Tom Bombadil is a character in Tolkien's Lord of the Rings trilogy who gets very little attention. He's given no debut in any of the films and he is widely considered a digression in the first book. So what importance does he have other than a chance for Tolkien to write some nonsense songs and a cheery, enigmatic woodsman to sing them?
I've always considered Bombadil to be the ultimate of the "Neutral Good" characters, much like the elves who, when they give advice, are described as saying both yes and no at the same time to whoever asks them for their counsel. He doesn't really help but he doesn't hinder, either. In fact, he proves to be of great service to the hobbits in their initial departure from the Shire and from Hobbiton as they pass through the forest to escape the Black Riders, the Nazgul. The forest turns into a deeper danger than they initially thought, and they nearly get swallowed by Old Man Willow until Bombadil comes along to rescue them. He gives them shelter, food, and some of his non-advice before sending them on their way, and he even saves them again from Barrow-Wights before they depart his lands.
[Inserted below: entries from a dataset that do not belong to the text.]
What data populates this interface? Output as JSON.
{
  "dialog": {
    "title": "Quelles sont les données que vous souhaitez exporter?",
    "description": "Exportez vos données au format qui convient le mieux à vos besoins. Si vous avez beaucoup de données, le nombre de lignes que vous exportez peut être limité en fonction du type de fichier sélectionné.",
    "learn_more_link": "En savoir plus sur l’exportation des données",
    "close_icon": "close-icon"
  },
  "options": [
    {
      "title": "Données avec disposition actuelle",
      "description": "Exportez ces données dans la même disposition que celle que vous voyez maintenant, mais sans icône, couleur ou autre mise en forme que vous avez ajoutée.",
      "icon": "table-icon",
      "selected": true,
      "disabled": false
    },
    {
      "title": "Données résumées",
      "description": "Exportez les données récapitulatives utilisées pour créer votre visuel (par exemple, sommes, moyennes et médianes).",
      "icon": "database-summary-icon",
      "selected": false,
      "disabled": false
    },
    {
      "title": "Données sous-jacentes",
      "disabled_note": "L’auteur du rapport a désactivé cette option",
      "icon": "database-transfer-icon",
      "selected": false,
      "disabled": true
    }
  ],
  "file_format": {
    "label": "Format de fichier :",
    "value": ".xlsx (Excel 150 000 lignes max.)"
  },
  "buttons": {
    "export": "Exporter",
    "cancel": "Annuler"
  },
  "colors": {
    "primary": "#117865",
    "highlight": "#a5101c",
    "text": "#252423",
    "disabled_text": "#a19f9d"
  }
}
But is Bombadil as he seems? There are some who would argue-- no.
A friend and fellow Tolkien fan sent me the link to this article a few days ago, and I was baffled and chilled by it. Now, I don't quite buy into it myself, but it raises some very interesting theories that I found worthy of note and contemplation. The thesis? Tom Bombadil is not the ultimate Neutral Good. He's the ultimate evil, forerunner to even Sauron and Melkor.
So what proofs does this author have? Titled "Oldest and Fatherless: The Terrible Secret of Tom Bombadil", the article seeks to paint a portrait of Bombadil that is far from his perceived self. There are some really good and chilling points; and then there are some points that are incorrect. First, the author claims that no one has ever heard of Bombadil, and that this enhances his creepy enigma. The author states that
"By his own account (and by Elrond’s surprisingly sketchy knowledge) Bombadil has lived in the Old Forest since before the hobbits came to the Shire. Since before Elrond was born. Since the earliest days of the First Age.Well, while there may not be a huge amount of knowledge on him, the assertion that no one knows about him or has ever heard about him isn't quite the case. Tolkien's notes even go so far as to list the different names Bombadil has among the races-- his Sindarin name is Iarwain Ben-adar (Eldest and Fatherless). Dwarves call him Forn, Men Orald. You can find these listings in the Middle-Earth dictionary or in notes from Tolkien's appendices. And while Frodo and Merry surely do have much lore, it is doubtful that they have even as much lore as this kind of research would require, having limited resources from which to study. So this point does not really stand on a leg.
And yet no hobbit has ever heard of him.
If Bombadil has indeed lived in the Old Forest all this time – in a house less than twenty miles from Buckland – then it stands to reason that he has never appeared to a single hobbit traveler before, and has certainly never rescued one from death. In the 1400 years since the Shire was settled."
However, there are some other points that the author raises that are a little more thought-provoking. For example,
"Bombadil implies (but avoids directly stating) that he had heard of their coming from Farmer Maggot and from Gildor’s elves (both of whom Frodo had recently described). But that also makes no sense. Maggot lives west of the Brandywine, remained there when Frodo left, and never even knew that Frodo would be leaving the Shire."
"There is a boundary around Bombadil’s country that he cannot or will not pass, something that confines him to a narrow space. And in return, no wizard or elf comes into his country to see who rules it, or to disturb the evil creatures that gather under his protection."Is it a boundary? Or is it a cage?
There are many other points the author raises, including the state of Bombadil's realm being filled with horrible, angry trees and wights, the imprint of the dweller's nature on their surroundings, as well as Bombadil's clear power as of yet unused in the banishment of these evil things. The way the One Ring of Power does not affect him is held suspicious. The fact that Gandalf raises so many reasons against giving the Ring to Bombadil for protection, all of which seem slightly odd. Goldberry is actually the human embodiment of a huorn, a malcontented tree, depicted as she is like a willow, the same kind of tree that had just tried to eat the hobbits before Bombadil came to their rescue. Etc. etc., so on and so forth.
Do I believe that this is the case as either meant by Tolkien or not meant but accidentally stumbled upon? Not really. It is indeed possible that Bombadil is the ultimate evil, allowing others to do his work in defeating his only rival, Sauron, for mastery of Middle-Earth, and that he is merely biding his time until the elves and wizards leave for the Grey Havens to pounce upon the unsuspecting denizens remaining. But at the same time, I think it more likely that he is simply the forgetful, wood-minded being that he is. He is so far above the normal 'realm' of living that it barely touches him, and as such, if he were entrusted with the Ring, he'd forget about it, as Gandalf said. What cares he for the struggles and machinations of men and elves and dwarves and wizards? Goldberry is waiting and there are songs to sing in the wood.
Still, it's an interesting perspective. What do you think about our jolly-hearted friend?